The architect of China's Great Firewall was forced to use a VPN to bypass his own creation in a lecture this week on internet safety.
Fang Binxing was speaking at his old university, the Harbin Institute of Technology in Heilongjiang, China, when he attempted to access webpages hosted in South Korea as a way to illustrate a point about internet sovereignty.
The projected image from his laptop came up "Page not found" – a common occurrence for Chinese internet users who live behind the censorship apparatus built by Binxing and run by the Chinese government.
To the audience's amazement, Binxing then tried to bypass the firewall using a VPN installed on his computer – the same tool secretly installed by millions of Chinese to get around censorship efforts, but whose use is heavily frowned upon by officials.
As his compatriots looked on, Binxing then had the equally frustrating experience of dealing with a slow and unstable connection to the outside world, with the link falling over twice as he tried to access Facebook and Google.
In the end, he resorted to using Baidu to grab a screenshot of the Google homepage and continued with his talk.
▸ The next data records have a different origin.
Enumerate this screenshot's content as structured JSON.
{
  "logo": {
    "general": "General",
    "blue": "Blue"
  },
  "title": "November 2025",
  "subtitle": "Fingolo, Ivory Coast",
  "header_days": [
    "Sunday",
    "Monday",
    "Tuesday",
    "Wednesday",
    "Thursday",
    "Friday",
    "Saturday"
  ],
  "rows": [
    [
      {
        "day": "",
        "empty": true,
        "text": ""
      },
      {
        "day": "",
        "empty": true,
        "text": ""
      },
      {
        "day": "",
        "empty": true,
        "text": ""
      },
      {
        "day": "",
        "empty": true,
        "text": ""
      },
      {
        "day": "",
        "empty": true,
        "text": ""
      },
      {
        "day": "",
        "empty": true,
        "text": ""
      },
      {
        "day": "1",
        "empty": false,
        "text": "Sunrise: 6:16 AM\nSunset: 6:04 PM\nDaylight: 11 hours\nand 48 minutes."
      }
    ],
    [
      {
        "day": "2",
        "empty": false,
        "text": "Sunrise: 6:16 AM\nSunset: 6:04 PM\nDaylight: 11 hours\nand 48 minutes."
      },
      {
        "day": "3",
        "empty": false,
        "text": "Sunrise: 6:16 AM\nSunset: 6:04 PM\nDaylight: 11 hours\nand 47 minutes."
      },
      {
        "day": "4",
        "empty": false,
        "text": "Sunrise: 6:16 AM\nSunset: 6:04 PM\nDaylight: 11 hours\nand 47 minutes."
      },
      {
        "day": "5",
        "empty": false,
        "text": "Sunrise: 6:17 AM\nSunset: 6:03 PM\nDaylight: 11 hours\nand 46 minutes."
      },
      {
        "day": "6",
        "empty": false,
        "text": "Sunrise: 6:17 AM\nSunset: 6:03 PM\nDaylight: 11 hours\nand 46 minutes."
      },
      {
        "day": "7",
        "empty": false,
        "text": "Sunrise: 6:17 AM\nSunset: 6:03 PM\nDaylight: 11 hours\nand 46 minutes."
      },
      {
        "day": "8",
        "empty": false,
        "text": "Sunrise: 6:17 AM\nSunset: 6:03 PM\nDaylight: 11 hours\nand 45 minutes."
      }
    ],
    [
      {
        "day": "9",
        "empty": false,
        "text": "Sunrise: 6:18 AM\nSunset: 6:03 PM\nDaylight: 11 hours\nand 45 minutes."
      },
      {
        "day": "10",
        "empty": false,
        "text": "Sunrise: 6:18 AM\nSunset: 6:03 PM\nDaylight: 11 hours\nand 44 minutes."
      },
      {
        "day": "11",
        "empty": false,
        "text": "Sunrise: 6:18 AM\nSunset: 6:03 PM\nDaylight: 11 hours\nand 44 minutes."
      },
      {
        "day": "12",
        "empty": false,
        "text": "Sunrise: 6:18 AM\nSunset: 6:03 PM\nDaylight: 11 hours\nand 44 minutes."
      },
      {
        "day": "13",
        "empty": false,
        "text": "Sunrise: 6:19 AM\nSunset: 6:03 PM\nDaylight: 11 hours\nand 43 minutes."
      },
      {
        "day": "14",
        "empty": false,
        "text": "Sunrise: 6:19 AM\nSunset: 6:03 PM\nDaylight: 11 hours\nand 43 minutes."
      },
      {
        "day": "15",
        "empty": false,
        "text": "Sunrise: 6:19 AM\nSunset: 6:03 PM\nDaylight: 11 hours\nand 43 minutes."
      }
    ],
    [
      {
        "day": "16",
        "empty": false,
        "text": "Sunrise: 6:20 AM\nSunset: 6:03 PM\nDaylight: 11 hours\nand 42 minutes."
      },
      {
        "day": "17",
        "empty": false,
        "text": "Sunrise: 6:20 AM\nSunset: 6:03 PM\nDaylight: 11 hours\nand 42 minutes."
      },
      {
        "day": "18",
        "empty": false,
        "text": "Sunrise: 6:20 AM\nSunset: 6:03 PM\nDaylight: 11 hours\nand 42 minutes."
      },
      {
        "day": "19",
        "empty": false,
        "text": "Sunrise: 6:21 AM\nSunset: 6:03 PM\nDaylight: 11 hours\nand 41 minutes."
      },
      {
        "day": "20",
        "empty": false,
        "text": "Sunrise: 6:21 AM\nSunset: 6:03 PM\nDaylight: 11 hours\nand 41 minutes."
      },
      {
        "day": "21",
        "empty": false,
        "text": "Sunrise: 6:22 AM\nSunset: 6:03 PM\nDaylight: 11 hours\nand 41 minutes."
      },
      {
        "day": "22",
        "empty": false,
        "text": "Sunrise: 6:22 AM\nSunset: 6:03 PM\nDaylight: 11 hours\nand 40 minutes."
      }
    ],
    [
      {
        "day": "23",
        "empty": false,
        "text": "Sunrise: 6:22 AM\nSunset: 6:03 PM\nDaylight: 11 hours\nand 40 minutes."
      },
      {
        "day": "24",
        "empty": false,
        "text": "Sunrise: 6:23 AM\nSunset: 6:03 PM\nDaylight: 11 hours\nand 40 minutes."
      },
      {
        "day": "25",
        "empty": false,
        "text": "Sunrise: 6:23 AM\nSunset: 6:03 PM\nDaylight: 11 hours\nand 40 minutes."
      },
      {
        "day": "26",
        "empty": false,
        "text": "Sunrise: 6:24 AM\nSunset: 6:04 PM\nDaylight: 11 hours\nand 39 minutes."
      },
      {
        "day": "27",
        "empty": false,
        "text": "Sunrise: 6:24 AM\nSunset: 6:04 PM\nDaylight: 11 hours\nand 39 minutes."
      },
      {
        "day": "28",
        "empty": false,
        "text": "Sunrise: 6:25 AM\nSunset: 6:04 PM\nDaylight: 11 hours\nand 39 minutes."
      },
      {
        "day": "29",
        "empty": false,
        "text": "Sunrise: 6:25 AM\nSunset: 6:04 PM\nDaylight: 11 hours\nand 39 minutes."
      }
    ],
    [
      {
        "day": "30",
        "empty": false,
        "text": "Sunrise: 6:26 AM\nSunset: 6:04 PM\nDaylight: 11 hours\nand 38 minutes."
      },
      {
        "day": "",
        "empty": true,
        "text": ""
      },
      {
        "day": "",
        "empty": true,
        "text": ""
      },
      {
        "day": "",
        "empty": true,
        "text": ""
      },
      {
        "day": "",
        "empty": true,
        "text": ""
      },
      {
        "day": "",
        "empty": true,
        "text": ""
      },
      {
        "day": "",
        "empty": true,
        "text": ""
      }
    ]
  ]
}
But a planned question-and-answer session at the end of the talk was abruptly cancelled.
Binxing's problems were likely linked to an expansion of the Great Firewall in an effort to remove any mention of the Panama Papers leak story from this week.
As has been reported by China Digital Times – a service run by the University of California, Berkeley – the Chinese government has expanded its censorship of news surrounding the offshore banking habits of the world's elites to include not only relatives of high-ranking Chinese officials, but any mention at all of the Panama Papers.
The millions of files from Panamanian law firm Mossack Fonseca show that the families of at least eight current and former members of China's politburo are among those shown to have used offshore accounts to hide or obscure their wealth. ®